I finally caught up with Slumdog Millionnaire a week or so ago. Interestingly enough just about everyone I spoke to told me that I wouldn't like it simply because expectations were so high! Bullocks! I enjoyed it precisely because everyone's expectations were so high - and I had much fun dissecting what makes Slumdog such a beloved movie.
In any case enough has been said about Slumdog - but the curious thing is although everyone calls it a feel-good film, I squirmed throughout the entire movie - at least once using my personal favorite technique of peering from under my palm. And despite having a generally good time, I can't say I walked out feeling elated.
Yet there is a good reason Slumdog is so popular with the voting members of the film industry here in the US. But I'll get to my phaltu Drift theory in a second.
First, let's get down to exposing one of my stereotypes which is: the Academy of Motion Picture Arts and Sciences in the US - which gives out Oscars - hugely favors Holocaust movies. I'm not alone in thinking or verbalizing this - although I'll almost certainly get a dirty look from the Drift Memsaab when I joke about it.
Most famously in recent times Kate Winslet savagely skewered the Academy's fondness for holocaust pictures in an appearance on Ricky Gervais' vastly underrated show Extras. In one episode, Winslet plays a nun in a (fake) Holocaust flick. Gervais commends Winslet for playing the role.
In a bit that had me chuckling for days, Winslet takes off: "We don't really need another film about the Holocaust do we? I mean, how many have there been? We get it. It was grim, move on! I'm doing this because I've noticed if you do a film about the Holocaust...gauranteed an Oscar!"
Later she complains "The whole world has been going - why has Kate not won one (Oscar)? That's why I'm doing it. Schindler's Bloody List, Pianist, Oscars coming out of their ass!"

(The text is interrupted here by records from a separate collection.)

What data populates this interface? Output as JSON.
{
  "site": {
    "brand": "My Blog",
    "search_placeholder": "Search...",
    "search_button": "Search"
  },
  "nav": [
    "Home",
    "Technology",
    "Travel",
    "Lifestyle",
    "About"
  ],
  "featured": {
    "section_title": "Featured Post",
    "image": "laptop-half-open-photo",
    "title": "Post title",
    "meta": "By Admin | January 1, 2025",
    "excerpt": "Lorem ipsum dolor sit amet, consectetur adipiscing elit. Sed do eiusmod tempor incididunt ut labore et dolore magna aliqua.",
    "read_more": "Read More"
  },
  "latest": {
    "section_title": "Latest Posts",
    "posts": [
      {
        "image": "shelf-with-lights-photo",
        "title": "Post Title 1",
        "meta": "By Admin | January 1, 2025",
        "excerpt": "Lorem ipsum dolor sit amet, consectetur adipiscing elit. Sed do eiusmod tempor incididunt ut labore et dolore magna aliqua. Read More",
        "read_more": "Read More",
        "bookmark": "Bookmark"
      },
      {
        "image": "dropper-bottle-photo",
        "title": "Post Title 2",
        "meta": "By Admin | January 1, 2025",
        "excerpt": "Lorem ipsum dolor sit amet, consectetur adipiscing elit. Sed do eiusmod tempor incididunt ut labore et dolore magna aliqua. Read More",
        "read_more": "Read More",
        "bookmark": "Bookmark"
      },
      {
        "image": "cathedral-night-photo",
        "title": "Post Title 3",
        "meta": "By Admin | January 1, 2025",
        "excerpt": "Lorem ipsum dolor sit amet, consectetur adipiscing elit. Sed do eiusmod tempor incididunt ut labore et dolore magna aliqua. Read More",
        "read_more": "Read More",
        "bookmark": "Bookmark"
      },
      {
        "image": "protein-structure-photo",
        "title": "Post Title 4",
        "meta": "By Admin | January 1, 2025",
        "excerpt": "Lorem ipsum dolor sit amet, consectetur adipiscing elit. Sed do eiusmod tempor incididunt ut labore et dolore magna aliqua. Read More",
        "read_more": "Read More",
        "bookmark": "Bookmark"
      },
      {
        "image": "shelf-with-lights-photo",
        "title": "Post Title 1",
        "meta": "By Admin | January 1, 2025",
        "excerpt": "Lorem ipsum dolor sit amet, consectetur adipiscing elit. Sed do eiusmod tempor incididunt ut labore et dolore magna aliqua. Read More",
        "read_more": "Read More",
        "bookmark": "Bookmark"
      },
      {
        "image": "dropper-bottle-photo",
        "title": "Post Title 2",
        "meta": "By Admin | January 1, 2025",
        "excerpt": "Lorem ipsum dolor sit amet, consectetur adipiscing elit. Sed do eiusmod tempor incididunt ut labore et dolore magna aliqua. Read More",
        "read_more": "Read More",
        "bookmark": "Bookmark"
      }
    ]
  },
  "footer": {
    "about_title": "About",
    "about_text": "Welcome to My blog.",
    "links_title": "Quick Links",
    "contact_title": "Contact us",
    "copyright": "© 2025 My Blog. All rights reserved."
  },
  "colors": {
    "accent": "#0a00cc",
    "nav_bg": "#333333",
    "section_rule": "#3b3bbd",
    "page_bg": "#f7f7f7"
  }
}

First, a quick congratulations to the Academy for ignoring Winslet's silly 'For Your Consideration' in the Best Supporting Actress category and instead rewarding her with a deserving nomination in the more prestigious Best Actress category. I am grateful for the Academy's maturity. But Winslet's nomination comes in a Holocaust themed movie - you can smile at the delicious irony later.
Back to Slumdog - that whole movie plays like a Holocaust flick. The story is triggered by a terrible event that has been known to change the course of history (Hindu-Muslim riots). Its a story about enormous human suffering by innocents at the hands of people who are inexplicably evil. And two protagonists, who represent the goodness that is inherent in human beings, truimph by differentiating themselves from their tormentors instead of imitating them or retaliating in kind.
If you understand the demographic of the Academy and its related history, you know why these themes resonate with them. There is nothing wrong with cultural precedence, of course - as long as its accompanied with awareness. Many of Slumdog's themes are also universal and the Academy constantly strives to broaden its understanding of cultures and cinema - they are not always successful, but the fact that they make an effort is notable, especially when compared with the circuses in other parts of the world (I'm looking at you India).
This coming Sunday, Slumdog is a hot favorite to win Best Picture and vault Danny Boyle on the Best Director podium. Whether it wins or not is immaterial. The Academy has already prostrated itself by nominating Slumdog in a staggering 10 categories. And while watching Slumdog, it wasn't hard for me to imagine why.
Also don't miss: Which of this Falls' Oscar-Baiting Holocaust movies is right for you?